There are a couple of things that comes to mind when I think of engineering. I think of solving, designing, inventing, testing, creating, etc. To me, all these words are just part of what it means to be an engineer. It allows us to dream big and mold them into reality. It is a form of art, and it is the satisfaction you get when you see your work come to realization. Sometimes we find ways to solve difficult problems with simple solutions and other times, we have problems that require us to put hours of work and thought into it. There is so much to engineering and this only hits half of what it means to be an engineer. Everything you design and create will be questioned. We study the trade-offs e.g., cost vs. performance, we study the environmental effects of our work, and we ensure our work is done correctly, safely, and thoroughly. We are held to have the highest of standards, so the public can trust the work we do and the products they use. Engineering can open so many doors and possibilities for your career growth and ambitions. I believe anyone can become an Engineer. It doesn’t matter who you are, if you have the right mindset, motivation, and creativity, you can really accomplish great feats.
Shermineh Ghasemi, Secretary of Computational Intelligence, IEEE Toronto Section:
It’s easy for us to get caught up in negative patterns, versus seeing what positive changes you can make. Especially for women and minorities, we need to learn to see challenges as stepping-stones instead of hurdles. They really can bring you experience and closer to your goals.

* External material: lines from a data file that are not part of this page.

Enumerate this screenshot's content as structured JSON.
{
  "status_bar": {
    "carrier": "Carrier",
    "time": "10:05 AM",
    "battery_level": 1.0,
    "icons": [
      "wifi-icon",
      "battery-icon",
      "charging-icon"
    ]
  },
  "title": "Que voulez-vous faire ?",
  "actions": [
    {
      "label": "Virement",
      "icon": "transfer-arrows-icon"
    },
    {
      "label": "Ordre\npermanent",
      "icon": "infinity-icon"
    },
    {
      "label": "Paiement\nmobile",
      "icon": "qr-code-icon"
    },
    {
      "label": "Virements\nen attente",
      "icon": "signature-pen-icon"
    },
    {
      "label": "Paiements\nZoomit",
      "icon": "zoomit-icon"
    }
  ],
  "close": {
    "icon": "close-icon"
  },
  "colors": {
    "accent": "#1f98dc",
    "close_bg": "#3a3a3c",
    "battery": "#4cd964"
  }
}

Julia Wagner, Chair IEEE University of Toronto Student Branch:
By studying engineering, I feel that my future has unlimited possibilities with the fields I can work in and the impact I can have on the world. While being an engineer can be challenging, I look forward to the rewards of doing complex work and providing an example to women interested in pursuing a career in engineering.
Younas Abbas, Vice Chair, Computer Chapter, IEEE Toronto Section:
Engineering is at its pinnacle and we are in the position to find cures for diseases, elevate the suffering from those parts of the world where hunger, poverty, lack of education and absence of basic necessities of life are ailing humanity. The world has come so far with the help of technology overcoming numerous problems which were a dream in the past centuries. The evolution of science has helped humanity to explore the galaxies, go deeper into the oceans, finding ways to save the endangered species of our home planet earth and about finding new homes for humanity on other planets.
No matter which direction humanity would pursue, women have been playing a great role to bring us to the next level. From centuries, women like Fatima Al-Fihri who belongs to a migrant community in Fes, Morocco established the first degree-granting education institute (recognized by UNESCO and Guinness World Records) in the year 859 to Maire Curie (Marie Salomea Skłodowska Curie 1867-1934) a great physicist and chemist, Edith Clarke an electrical engineer, Grace Murray Hopper a computer scientist, Katherine Johnson, Chien-Shiung Wu, Rosalind Franklin. The list is very long. They were never a step behind to serve humanity and still playing their part. Recently in west Germany when a couple, Sahin and Tureci, founder of BioNTech breakthrough in finding the cure for COVID-19 it has proved that women are a crucial counterpart for curing humanity.
These great women and a lot more I wasn’t able to mention, deserved to be recognized well. The world still needs to learn that equality in every form is necessary to be treated everywhere and humans should not be identified on the basis of their gender, race, color, or anything else but what actually they do.